The pay isn’t parallel to the experience

  • The new intern - Most interns today aren’t about getting coffee and filing papers. When I was an intern, I hardly did anything administrative. I even refused to accept an administrative job after my internships because I felt like I would only be going backwards in experience.
  • No longer a cog - Today’s internships are more valuable than they’ve ever been. Your company actually relies on you to ensure that their company keeps driving success.
  • You had me at hello - The experience you have on your resume will stand out more to future employers than how much you got paid.
  • Rookie of the year - Although I spent more than half a year making less than all of my friends with salaried jobs, I was getting to work earlier, staying later, and had worthwhile experiences that many people were jealous of. I was doing more as an intern than my friends and classmates who took assistant jobs after graduation.

Use your experience for leverage 

  • Eeny, meeny, miny, moe - With social media profiles such as LinkedIn, people will see your experience and continue to recruit you to work for them. With all of the intern experience, you can leverage your legitimate, tangible work experience when choosing between multiple companies. 
  • Show me the money - It’s about showcasing what you can do and reaping the benefits if you can prove it. 
  • You can go the distance - The more you prove yourself to be indispensable, the harder a firm’s decision will be to keep you as an intern or hire you. Be honest with your superiors. Experience is great, but you also have to make a living.
  • Don’t minimalize the intern - The most that I got out of being an intern was that I didn’t feel like an intern at all. I was able to speak to that experience in interviews, and many were impressed at the level of work I had under my belt. 

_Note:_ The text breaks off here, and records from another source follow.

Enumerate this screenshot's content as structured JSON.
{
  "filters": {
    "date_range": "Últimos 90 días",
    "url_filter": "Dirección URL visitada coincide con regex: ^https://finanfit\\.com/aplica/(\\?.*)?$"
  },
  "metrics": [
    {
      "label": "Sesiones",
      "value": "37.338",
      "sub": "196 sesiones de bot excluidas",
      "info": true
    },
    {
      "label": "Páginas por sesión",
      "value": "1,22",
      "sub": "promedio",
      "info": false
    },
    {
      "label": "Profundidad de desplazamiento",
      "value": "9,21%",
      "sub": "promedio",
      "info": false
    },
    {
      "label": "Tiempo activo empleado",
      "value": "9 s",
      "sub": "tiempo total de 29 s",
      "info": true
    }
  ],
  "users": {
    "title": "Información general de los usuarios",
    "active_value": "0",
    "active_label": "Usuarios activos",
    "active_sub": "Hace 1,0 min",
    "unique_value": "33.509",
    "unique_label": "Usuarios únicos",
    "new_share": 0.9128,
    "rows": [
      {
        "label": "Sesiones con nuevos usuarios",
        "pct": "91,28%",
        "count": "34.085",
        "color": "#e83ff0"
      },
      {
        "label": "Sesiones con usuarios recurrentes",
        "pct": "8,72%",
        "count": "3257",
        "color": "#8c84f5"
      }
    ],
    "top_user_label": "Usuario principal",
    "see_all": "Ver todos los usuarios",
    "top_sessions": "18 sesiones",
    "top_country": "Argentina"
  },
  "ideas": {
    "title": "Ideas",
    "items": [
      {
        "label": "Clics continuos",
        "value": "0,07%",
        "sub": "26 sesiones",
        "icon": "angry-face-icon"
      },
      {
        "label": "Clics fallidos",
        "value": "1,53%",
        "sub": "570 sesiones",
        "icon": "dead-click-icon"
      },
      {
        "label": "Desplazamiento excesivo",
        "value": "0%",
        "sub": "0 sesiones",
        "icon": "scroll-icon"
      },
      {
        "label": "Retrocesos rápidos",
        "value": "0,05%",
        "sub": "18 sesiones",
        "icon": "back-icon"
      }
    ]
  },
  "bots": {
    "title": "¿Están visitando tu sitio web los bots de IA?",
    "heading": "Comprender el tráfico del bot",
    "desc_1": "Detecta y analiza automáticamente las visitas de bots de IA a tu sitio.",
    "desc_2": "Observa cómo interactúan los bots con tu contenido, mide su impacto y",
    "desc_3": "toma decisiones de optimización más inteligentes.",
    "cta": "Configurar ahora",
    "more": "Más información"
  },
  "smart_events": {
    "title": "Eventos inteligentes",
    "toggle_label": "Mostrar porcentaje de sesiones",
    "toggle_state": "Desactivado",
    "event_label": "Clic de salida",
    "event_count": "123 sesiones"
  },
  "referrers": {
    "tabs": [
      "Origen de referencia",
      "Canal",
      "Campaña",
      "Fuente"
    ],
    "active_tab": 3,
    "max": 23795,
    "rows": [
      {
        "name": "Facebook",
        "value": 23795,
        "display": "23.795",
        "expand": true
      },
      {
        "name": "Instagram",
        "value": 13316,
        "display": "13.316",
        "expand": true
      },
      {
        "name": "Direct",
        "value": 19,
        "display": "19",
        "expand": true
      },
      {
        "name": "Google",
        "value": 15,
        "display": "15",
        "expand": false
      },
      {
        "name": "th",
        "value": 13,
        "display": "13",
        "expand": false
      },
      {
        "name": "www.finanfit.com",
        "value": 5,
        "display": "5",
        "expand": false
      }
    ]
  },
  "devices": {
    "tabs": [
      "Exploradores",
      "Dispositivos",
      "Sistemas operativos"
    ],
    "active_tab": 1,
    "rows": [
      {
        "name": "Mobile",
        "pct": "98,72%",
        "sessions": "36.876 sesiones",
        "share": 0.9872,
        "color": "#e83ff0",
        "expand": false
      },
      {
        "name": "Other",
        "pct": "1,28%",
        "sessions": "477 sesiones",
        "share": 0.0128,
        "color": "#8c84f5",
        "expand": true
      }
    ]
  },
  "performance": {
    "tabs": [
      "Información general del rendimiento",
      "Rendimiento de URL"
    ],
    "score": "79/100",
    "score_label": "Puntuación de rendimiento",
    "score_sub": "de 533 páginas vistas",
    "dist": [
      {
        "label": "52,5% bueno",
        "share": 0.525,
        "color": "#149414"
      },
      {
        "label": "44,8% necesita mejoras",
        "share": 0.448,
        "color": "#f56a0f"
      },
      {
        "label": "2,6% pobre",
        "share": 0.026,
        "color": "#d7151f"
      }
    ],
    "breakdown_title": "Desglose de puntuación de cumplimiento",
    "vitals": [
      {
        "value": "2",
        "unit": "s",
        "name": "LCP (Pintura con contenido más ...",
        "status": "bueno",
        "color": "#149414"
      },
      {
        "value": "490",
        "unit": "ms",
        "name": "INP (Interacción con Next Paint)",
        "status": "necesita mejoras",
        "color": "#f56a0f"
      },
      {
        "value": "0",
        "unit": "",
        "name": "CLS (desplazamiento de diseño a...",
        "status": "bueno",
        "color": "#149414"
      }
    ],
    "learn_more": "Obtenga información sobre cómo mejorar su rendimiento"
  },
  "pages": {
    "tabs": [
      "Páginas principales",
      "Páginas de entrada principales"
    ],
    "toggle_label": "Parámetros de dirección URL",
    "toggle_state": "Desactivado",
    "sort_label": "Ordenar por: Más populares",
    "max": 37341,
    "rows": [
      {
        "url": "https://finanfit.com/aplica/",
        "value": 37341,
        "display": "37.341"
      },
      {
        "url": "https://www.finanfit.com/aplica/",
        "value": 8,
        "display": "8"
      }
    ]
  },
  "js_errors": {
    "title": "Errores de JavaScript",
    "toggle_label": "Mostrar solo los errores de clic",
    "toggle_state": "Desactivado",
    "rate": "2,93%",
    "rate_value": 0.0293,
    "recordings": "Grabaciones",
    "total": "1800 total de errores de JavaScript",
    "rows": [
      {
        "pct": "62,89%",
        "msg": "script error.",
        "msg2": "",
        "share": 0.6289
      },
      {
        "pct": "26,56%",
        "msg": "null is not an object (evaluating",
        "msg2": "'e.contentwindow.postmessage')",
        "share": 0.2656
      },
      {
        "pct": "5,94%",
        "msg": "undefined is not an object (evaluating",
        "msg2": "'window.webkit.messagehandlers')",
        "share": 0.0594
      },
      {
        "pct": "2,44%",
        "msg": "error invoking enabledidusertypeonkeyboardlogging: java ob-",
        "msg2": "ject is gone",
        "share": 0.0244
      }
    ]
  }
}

Internships—we’ve all been there. While brutally frustrating at times, they are also the most worthwhile, rewarding experiences you will ever have. My internships created the path that has led me to where I am today, and from that, I assure you, there is light at the end of the tunnel.

Laura Beth Ellis is a senior associate for Clyde Group, a strategic communications and public affairs firm in Washington, DC.